The whole proposal was well-attended by the the police, the Zodiac Killer, the saints and that guy who had a really hard time parallel-parking his car on the streets of Chicago. After all that, I said yes.

The long story

At first, I couldn’t understand why Joel was so insistent about going on a date to see a crappy Michael Cera movie at the dollar theater. Although, “Scott Pilgrim vs. the World” turned out to be pretty good. And Coast Sushi Bar afterward was really, really good. But when he suggested afterward that we go for a walk… down by Lake Michigan… and have dessert… Then I knew where this was going. He was recreating our first two dates. (Two years ago, the crappy Michael Cera movie was “Nick and Nora’s Infinite Playlist.”) He was about to propose.

And then I got nervous.

It’s a long drive from Bucktown to Belmont Harbor, and the closer we got, the more nervous I got. Another car pulled in behind us when we stopped at the park. No one got out, and we couldn’t see who was inside. Which made me not just nervous, but completely freaked out.

“I think it’s the Zodiac Killer,” I said.

“I think it’s the police,” he said.

To make the long story shorter, I made Joel go talk to the Zodiac Killer, who turned out to be the police after all and who kicked us out of the park, which was closing. Which meant we had to think of another scenic locale for our… uh, “picnic.”

We ended up at St. Hedwig Catholic Church, not far from Joel’s apartment. And within seconds of setting up our picnic beneath the statue of St. Hedwig, he dug the ring out of his backpack and asked me to marry him. No long speech. No one knee.
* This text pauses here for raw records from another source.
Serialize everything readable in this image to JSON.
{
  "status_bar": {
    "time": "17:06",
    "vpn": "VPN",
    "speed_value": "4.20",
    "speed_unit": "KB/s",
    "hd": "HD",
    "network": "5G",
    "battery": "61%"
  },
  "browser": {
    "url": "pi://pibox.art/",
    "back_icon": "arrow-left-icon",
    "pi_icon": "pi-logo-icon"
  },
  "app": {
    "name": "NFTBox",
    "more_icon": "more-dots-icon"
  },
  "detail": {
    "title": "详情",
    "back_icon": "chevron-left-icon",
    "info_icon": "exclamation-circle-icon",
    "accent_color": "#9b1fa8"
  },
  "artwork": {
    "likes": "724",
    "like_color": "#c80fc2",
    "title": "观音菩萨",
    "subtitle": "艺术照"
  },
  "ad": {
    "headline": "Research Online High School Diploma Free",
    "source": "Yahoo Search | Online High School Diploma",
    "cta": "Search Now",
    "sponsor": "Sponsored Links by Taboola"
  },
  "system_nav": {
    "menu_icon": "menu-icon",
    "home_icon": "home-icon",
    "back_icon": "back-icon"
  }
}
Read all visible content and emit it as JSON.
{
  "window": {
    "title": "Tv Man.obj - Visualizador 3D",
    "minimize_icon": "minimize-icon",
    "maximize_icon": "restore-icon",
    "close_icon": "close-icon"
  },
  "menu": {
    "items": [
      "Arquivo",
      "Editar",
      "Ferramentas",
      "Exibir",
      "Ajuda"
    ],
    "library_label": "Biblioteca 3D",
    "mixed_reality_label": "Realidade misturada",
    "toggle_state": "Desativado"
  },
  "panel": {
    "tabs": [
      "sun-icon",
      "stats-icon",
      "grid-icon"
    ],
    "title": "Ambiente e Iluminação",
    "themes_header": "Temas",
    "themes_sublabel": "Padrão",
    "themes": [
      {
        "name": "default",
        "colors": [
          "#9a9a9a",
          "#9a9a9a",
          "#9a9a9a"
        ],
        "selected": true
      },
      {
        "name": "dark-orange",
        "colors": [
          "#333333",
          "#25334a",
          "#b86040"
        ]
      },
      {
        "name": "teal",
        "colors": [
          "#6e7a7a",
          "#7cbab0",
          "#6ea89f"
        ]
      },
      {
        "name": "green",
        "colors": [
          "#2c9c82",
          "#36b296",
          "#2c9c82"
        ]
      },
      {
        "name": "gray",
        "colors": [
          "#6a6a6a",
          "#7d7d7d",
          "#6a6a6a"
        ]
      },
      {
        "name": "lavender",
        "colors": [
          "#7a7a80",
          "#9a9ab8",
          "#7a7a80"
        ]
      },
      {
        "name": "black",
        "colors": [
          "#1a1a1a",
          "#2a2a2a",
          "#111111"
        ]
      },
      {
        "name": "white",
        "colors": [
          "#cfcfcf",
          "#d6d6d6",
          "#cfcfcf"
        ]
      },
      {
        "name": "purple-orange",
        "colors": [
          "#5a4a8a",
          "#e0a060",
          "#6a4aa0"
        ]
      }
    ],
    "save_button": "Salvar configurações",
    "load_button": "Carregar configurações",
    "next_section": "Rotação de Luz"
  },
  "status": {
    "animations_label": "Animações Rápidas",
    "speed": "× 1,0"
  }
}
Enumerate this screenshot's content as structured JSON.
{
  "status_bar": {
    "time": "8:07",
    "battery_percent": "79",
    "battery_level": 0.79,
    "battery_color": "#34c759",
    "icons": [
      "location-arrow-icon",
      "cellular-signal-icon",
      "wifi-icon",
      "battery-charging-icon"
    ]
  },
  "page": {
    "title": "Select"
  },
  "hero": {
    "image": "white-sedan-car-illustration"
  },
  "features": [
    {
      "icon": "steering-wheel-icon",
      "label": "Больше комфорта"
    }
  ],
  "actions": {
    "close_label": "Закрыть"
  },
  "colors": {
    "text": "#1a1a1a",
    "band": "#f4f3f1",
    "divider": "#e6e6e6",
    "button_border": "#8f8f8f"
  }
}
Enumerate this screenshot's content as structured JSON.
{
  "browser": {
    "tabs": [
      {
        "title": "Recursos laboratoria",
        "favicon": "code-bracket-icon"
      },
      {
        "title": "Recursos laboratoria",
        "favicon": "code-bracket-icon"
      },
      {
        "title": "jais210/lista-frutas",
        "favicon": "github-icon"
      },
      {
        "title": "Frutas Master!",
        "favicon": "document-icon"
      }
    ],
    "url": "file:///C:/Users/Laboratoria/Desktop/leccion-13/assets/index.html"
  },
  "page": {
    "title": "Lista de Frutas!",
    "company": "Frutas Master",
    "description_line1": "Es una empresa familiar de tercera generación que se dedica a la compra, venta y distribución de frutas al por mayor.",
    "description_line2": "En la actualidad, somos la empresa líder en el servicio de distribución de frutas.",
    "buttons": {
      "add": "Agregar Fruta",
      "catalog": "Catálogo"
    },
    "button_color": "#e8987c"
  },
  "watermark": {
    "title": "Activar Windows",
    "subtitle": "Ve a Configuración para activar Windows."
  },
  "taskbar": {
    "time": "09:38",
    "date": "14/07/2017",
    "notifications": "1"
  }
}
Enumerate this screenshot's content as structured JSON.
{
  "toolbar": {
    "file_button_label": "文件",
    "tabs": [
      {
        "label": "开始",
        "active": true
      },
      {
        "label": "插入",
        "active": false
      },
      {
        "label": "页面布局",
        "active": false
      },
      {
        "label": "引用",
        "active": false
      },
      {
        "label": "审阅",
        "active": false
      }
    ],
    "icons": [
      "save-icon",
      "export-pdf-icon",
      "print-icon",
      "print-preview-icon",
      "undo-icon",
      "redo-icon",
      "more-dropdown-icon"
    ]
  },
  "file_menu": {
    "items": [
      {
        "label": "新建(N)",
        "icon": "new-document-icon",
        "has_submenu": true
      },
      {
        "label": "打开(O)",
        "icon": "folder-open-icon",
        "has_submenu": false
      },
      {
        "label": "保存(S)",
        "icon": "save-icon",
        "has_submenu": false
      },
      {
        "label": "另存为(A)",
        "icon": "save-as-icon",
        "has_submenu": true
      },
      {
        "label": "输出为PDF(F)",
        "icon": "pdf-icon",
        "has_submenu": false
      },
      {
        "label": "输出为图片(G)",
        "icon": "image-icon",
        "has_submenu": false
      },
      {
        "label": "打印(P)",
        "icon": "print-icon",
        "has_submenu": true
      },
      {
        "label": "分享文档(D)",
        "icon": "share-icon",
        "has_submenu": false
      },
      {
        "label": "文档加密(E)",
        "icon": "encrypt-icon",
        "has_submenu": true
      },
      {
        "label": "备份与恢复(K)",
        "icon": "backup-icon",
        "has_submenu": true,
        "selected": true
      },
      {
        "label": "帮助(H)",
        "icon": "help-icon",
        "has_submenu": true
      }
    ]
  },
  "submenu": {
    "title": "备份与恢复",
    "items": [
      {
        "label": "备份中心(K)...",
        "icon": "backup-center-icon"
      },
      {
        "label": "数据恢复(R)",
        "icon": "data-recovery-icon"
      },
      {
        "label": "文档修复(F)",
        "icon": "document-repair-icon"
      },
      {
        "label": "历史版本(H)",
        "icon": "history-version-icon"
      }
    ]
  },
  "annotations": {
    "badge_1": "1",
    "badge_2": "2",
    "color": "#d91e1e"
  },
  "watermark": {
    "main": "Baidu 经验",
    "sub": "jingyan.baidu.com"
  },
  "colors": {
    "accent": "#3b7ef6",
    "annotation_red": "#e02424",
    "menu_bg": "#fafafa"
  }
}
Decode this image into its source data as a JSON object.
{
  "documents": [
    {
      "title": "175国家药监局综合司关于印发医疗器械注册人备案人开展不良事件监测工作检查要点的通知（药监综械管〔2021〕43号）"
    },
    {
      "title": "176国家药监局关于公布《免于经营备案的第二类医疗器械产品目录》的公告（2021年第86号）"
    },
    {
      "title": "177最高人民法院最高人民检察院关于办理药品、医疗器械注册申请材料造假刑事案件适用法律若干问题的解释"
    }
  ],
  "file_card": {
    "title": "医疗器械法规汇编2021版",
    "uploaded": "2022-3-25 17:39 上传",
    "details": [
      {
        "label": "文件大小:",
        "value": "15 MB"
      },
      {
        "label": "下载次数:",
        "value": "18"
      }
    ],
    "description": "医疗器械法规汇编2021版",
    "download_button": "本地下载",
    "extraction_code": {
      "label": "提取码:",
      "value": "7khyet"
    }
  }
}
No big deal.

After all that, I said yes.

For the rest of our official engagement photos, see our “Chigagement” album on Shutterfly. For photos taken immediately after Joel’s proposal, see our “Proposal of the Universe” album.

Photo credit: “Chigagement” photos by the incomparable Shauna Bittle.